# Extracted entries:

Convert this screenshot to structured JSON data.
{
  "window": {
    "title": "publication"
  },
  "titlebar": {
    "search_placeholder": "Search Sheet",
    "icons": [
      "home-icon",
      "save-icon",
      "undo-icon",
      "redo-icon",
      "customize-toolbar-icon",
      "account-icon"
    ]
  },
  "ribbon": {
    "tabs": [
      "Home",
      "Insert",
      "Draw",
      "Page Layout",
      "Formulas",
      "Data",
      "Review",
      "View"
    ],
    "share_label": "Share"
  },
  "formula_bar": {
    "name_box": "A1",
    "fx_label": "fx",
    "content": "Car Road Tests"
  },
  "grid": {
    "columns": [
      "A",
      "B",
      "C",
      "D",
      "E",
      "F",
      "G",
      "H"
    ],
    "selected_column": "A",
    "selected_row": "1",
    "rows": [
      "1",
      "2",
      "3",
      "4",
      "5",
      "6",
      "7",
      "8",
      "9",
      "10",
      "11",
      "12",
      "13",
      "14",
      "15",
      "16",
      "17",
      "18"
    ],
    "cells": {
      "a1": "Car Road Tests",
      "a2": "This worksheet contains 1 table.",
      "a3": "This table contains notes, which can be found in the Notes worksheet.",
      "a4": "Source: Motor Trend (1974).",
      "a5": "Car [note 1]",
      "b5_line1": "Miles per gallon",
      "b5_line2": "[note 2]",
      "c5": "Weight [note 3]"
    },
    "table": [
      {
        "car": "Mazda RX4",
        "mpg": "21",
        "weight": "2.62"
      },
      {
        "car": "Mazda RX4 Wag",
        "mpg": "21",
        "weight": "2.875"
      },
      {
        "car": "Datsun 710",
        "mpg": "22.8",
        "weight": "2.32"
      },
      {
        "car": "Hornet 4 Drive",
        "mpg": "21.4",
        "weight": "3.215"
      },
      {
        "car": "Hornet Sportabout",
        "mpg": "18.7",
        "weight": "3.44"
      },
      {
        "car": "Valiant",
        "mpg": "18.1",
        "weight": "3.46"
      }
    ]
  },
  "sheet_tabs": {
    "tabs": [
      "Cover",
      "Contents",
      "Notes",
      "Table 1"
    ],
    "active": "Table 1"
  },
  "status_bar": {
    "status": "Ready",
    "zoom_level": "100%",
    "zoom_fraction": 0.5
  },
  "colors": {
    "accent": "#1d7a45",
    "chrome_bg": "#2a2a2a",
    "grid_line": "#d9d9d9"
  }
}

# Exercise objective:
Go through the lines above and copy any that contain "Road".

# Result:
    "content": "Car Road Tests"
      "a1": "Car Road Tests",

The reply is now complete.